Climate change mitigation will require a significant decrease in the CO2 emissions associated with transport and energy generation and more. However, the metal and mineral requirements for this transition are often neglected when developing plans and policy around combating climate change. In reality, moving to a low-CO2 future will require significant (in some cases >500%) increases in production of key minerals and metals beyond the record levels of production the mining industry has already achieved, even if we can also increase the recycling of these commodities. A number of these metals and minerals are already generally considered critical, meaning that they are subject to significant supply chain risk. It is likely that the increases in demand as a result of the transition to low- and zero-CO2 energy generation, storage and transport and the associated upgrades needed to grid and other infrastructure will be the main drivers of the minerals industry for decades to come. Secondary sources of the metals and minerals required for the energy transition, such as mine waste and tailings, also need to be assessed, and mining operations need to consider how they can move towards carbon neutral operations. This presentation will outline the mineral requirements for a low CO2 future, why meaningful climate change mitigation will necessarily rely on the raw materials supplied by the minerals industry, and the implications of this for the future of mining and mineral and metal extraction.
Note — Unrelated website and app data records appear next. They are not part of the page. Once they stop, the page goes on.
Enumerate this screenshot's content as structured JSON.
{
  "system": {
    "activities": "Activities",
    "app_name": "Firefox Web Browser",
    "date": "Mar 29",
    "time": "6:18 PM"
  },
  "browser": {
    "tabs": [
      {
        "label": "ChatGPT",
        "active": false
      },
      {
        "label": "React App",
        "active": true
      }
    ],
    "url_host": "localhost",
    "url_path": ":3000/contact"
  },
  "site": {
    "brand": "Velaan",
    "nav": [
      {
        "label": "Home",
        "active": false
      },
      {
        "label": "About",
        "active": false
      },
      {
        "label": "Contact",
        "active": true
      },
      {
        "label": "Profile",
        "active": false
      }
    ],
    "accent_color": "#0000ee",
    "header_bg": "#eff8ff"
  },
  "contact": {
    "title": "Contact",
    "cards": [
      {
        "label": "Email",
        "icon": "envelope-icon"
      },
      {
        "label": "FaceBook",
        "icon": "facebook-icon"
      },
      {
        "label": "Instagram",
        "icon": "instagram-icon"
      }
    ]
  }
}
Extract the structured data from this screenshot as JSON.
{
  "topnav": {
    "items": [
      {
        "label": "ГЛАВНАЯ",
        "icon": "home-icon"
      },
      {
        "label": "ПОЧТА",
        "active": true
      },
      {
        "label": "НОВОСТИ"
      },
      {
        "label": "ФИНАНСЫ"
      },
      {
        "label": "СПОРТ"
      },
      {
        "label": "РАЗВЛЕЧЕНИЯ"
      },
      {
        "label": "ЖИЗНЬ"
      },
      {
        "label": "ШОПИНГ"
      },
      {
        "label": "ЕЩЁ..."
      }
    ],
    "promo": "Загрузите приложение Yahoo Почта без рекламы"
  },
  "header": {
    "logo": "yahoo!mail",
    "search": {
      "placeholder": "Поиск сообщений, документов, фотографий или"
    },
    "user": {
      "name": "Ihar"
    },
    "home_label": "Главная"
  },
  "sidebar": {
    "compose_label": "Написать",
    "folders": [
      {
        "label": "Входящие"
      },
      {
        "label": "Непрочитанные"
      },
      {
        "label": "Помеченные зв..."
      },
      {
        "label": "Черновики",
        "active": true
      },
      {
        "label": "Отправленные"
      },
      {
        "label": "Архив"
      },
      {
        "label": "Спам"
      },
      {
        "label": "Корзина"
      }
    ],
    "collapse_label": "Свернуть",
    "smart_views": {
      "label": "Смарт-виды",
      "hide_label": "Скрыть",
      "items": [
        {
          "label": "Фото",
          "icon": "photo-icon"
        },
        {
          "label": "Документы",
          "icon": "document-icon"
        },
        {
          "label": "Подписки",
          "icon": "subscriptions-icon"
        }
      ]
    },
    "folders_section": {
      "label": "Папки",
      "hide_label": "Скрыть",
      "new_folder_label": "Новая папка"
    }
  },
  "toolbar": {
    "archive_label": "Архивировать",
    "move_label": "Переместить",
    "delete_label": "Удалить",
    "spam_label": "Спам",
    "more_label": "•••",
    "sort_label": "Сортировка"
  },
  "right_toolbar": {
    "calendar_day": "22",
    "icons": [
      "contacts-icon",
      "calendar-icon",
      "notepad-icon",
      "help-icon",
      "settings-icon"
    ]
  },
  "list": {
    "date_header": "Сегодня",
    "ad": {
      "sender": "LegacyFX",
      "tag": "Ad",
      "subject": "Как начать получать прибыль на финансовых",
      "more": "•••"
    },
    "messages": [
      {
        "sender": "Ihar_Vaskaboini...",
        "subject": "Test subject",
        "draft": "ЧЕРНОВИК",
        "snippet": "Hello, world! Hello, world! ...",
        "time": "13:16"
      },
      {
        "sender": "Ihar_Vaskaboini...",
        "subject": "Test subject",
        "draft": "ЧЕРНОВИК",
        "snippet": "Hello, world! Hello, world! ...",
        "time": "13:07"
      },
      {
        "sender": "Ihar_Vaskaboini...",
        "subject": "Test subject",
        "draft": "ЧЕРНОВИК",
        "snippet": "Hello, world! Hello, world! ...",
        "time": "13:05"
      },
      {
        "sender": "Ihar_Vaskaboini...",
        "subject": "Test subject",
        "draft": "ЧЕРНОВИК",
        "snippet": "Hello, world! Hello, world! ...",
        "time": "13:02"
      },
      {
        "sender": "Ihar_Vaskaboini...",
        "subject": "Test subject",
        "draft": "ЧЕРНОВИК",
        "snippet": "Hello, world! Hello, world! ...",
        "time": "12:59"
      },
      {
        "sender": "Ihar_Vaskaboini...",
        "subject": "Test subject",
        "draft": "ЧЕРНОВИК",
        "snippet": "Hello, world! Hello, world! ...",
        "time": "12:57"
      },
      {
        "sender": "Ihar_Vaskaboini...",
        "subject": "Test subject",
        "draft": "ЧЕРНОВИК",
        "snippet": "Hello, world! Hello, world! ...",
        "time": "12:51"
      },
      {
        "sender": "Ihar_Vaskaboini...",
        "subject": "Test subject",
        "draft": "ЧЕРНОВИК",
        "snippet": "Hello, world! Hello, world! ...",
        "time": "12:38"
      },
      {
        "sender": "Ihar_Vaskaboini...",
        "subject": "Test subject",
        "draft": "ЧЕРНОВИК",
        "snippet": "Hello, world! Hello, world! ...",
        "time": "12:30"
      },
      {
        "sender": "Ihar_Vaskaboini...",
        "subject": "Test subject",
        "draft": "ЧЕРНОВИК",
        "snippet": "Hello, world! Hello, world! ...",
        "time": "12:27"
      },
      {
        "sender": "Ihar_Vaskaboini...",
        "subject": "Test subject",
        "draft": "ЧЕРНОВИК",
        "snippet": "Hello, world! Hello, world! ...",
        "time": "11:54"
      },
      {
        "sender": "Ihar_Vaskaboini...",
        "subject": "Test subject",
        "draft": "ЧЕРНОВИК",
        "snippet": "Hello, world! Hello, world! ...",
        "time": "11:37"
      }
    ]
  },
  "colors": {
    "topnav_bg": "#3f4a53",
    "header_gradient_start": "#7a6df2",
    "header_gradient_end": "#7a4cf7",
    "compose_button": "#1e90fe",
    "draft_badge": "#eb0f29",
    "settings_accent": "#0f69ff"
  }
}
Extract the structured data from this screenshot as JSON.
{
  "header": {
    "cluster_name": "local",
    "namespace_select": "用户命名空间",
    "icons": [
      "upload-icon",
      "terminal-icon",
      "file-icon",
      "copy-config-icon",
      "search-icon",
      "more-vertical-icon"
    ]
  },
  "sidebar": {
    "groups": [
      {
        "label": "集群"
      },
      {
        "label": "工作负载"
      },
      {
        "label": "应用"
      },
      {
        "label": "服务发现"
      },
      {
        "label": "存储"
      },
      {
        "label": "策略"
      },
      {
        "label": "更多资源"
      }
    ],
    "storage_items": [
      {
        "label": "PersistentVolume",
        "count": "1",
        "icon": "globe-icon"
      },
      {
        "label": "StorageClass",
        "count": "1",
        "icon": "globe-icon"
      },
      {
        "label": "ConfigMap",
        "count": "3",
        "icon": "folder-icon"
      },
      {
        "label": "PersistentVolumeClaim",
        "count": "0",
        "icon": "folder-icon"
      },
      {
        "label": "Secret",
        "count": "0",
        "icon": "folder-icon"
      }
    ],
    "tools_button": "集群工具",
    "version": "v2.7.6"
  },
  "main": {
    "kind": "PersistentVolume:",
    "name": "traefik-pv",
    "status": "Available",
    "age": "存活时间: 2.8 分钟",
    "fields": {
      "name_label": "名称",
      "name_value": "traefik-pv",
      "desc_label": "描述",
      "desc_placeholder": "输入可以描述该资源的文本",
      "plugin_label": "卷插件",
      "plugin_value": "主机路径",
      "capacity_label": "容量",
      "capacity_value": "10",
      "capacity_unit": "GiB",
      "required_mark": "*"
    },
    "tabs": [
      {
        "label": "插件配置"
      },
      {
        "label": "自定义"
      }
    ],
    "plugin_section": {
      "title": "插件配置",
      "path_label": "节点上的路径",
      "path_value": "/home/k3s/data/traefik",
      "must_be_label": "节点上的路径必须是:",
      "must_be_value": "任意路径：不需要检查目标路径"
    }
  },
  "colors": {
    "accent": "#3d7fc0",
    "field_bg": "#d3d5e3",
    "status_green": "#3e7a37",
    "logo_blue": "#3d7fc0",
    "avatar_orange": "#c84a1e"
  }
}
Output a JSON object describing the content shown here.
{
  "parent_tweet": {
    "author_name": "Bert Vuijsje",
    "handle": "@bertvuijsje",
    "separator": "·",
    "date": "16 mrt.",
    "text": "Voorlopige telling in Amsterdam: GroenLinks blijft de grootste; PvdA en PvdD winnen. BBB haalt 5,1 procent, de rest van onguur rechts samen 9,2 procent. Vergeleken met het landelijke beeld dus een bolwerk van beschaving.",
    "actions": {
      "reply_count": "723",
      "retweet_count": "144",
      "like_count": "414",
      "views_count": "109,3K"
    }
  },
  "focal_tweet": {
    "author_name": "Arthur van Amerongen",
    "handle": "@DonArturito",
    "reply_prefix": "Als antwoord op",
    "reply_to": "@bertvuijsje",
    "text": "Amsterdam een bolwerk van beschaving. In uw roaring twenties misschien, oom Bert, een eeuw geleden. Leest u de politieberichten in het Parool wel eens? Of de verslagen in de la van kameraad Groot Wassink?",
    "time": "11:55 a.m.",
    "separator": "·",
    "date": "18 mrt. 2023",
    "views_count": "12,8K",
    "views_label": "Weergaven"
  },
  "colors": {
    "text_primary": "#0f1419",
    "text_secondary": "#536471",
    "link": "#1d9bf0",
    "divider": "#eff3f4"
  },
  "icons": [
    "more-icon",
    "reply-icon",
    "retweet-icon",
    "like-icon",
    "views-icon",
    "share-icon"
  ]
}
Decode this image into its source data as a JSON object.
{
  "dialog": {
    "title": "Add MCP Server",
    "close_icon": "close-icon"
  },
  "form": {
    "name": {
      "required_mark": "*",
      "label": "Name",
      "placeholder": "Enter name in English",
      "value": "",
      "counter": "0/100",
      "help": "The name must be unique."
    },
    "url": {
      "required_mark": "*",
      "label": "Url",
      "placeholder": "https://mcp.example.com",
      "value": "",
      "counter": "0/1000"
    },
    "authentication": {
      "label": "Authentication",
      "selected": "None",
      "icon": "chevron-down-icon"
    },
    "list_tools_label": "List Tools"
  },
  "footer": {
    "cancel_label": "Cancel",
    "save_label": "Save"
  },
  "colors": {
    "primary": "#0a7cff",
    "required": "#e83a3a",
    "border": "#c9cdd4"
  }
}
Simon Jowitt is currently a tenured Associate Professor of Economic Geology at the University of Nevada, Las Vegas, Nevada, USA. He has a BSc (Hons) degree in Geology from the University of Edinburgh, an MSc in Mining Geology from the Camborne School of Mines, and a PhD from the University of Leicester, all in the UK. Simon also spent eight years at Monash University in Melbourne, Australia, initially as a three year postdoctoral research fellow working with Anglo American before moving to his current position at UNLV. His research focuses on the use of geochemistry to unravel geological processes in a variety of settings with direct application to understanding not only mineralizing systems but also igneous petrology, mineral exploration, global tectonics and the links between magmatism and metallogeny. He has also undertaken extensive research on mineral economics, global metal resources and the security of supply of the critical elements, and the “economic” side of economic geology, as demonstrated by a number of recent publications on global base, precious, and critical metal and mineral resources and the impact of COVID-19 on the global minerals industry. Simon also studies the environmental impact of mining and the potential uses of mining and other wastes for metal production and CO2 sequestration. He has published more than 95 scientific papers and peer-reviewed book chapters since 2010, is currently the Vice-President for Student Affairs for the Society of Economic Geologists (SEG) and was awarded the SEG’s Waldemar Lindgren Award in 2014.
This talk is part of the Lundin-Snider Seminar Series